JPMorgan Corners LME Aluminum Market, Leading To Strange "Price Anomalies"

Large amounts of aluminum traded on the London Metal Exchange over the past couple of years "have at times been in the hands of a dominant position holder." Citing sources at commodity trading houses, warehouses, producers, brokers and banks "one such position holder is U.S. bank JPMorgan."

Gunfire Breaks Out In Brussels Anti-Terror Raid: Shooter On The Loose After One Police Officer Injured

The European terrorist scare came back with a bang moments ago when gunfire broke out earlier today during a counterterrorism raid in the Belgian capital, local media reported. According to NBC, Belgian media reported that at least one suspect fled and at least one police officer was lightly wounded in the incident in the Forest area of the city. Police sealed off the neighborhood.

Frontrunning: March 15

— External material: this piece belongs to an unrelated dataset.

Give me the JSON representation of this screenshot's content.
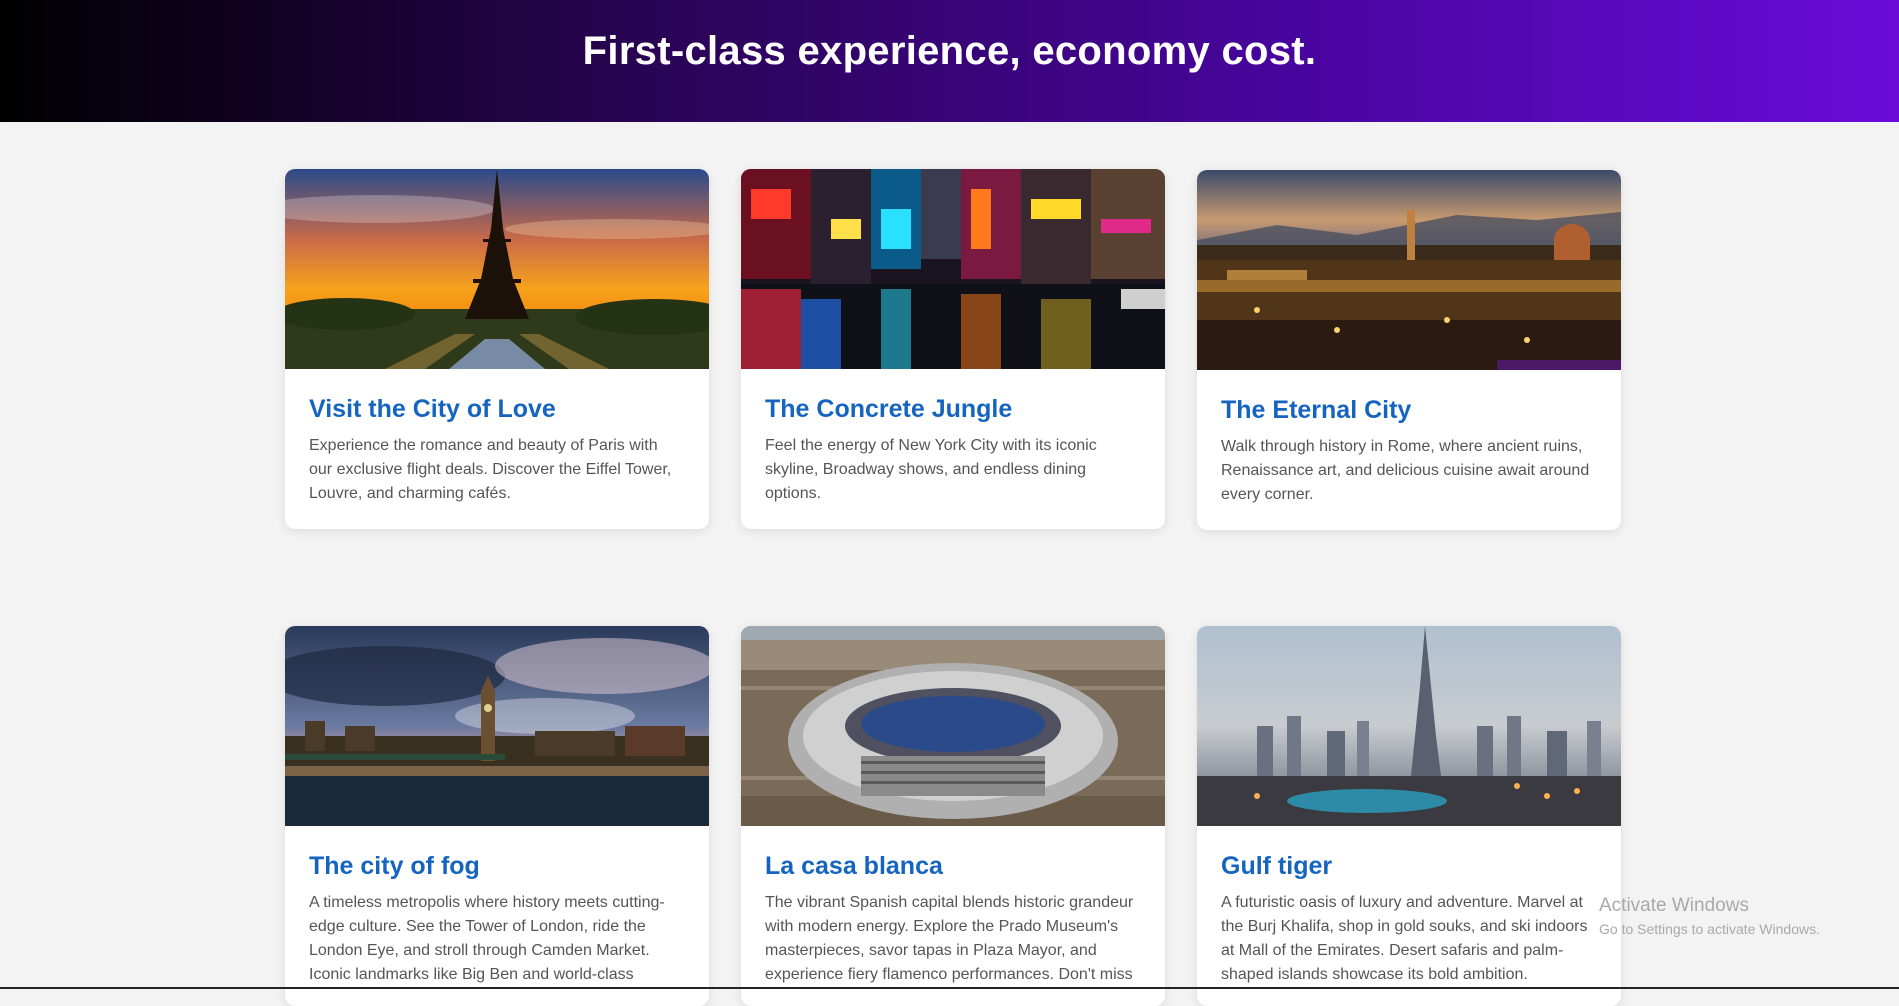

  • Bank of Japan Holds Fire on Stimulus, Negative Rate Unchanged (BBG)
  • Donald Trump Aims for a Knockout in Tuesday Primaries (WSJ)
  • Global Stocks Fall on Commodities Decline, Ahead of Fed Meeting (WSJ)
  • Oil prices fall as clouds gather over supply picture (Reuters)
  • Many Shale Companies Are Unable to Ramp Up Oil Output (WSJ)

The Liquidity Endgame Begins: Whiting's Revolver Cut By $1.2 Billion As Banks Start Slashing Credit Lines

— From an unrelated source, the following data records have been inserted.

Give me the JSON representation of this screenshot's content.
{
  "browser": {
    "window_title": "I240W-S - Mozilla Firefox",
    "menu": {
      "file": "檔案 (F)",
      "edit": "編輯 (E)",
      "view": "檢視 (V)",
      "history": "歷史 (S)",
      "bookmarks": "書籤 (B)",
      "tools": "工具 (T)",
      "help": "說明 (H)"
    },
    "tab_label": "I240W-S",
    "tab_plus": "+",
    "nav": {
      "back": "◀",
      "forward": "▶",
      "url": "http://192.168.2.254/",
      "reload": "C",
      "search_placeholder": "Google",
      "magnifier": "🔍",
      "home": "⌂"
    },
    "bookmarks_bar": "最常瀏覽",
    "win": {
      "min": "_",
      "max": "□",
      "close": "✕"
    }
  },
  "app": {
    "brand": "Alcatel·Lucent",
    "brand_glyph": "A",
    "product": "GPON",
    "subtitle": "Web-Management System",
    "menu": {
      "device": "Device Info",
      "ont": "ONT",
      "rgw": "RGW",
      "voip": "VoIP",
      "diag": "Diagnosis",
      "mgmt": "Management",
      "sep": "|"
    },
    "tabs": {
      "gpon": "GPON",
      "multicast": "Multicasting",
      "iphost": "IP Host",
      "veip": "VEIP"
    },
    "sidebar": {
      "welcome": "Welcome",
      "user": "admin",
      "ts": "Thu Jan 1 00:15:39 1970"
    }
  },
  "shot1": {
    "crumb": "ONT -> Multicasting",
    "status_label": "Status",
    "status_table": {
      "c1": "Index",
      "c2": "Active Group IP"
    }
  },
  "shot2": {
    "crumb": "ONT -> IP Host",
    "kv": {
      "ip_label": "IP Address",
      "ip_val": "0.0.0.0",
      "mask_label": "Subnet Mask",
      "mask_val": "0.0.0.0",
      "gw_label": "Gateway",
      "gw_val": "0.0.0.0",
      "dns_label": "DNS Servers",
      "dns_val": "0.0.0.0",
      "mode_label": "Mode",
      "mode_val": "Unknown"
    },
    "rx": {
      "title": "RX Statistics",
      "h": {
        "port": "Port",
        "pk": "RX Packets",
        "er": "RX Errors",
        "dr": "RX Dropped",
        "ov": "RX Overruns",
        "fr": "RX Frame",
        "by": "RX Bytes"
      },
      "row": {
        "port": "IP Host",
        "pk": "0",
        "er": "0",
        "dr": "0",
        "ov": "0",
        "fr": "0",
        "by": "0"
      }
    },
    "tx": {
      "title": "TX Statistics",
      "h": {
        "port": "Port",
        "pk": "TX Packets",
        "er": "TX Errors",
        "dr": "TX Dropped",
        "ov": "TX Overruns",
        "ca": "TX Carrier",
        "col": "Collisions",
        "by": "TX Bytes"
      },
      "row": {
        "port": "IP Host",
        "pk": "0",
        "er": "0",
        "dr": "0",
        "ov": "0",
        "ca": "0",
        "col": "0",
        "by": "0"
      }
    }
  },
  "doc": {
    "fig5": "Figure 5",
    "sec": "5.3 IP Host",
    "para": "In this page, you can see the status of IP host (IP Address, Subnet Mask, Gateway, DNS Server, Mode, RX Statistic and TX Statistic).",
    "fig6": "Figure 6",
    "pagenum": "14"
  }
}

Whiting, the largest oil producer in North Dakota's Bakken shale formation, had $2.7 billion left on a loan revolver at the end of 2015. Its CEO Volcker said on Thursday he expects Whiting will have "at least $1.5 billion" left on the loan after the redetermination, implying a cut of $1.2 billion. What is most troubling is that as recently as late February, or just a few weeks ago, the company said it expected a cut of no more than 30%, which would have been roughly $800 million.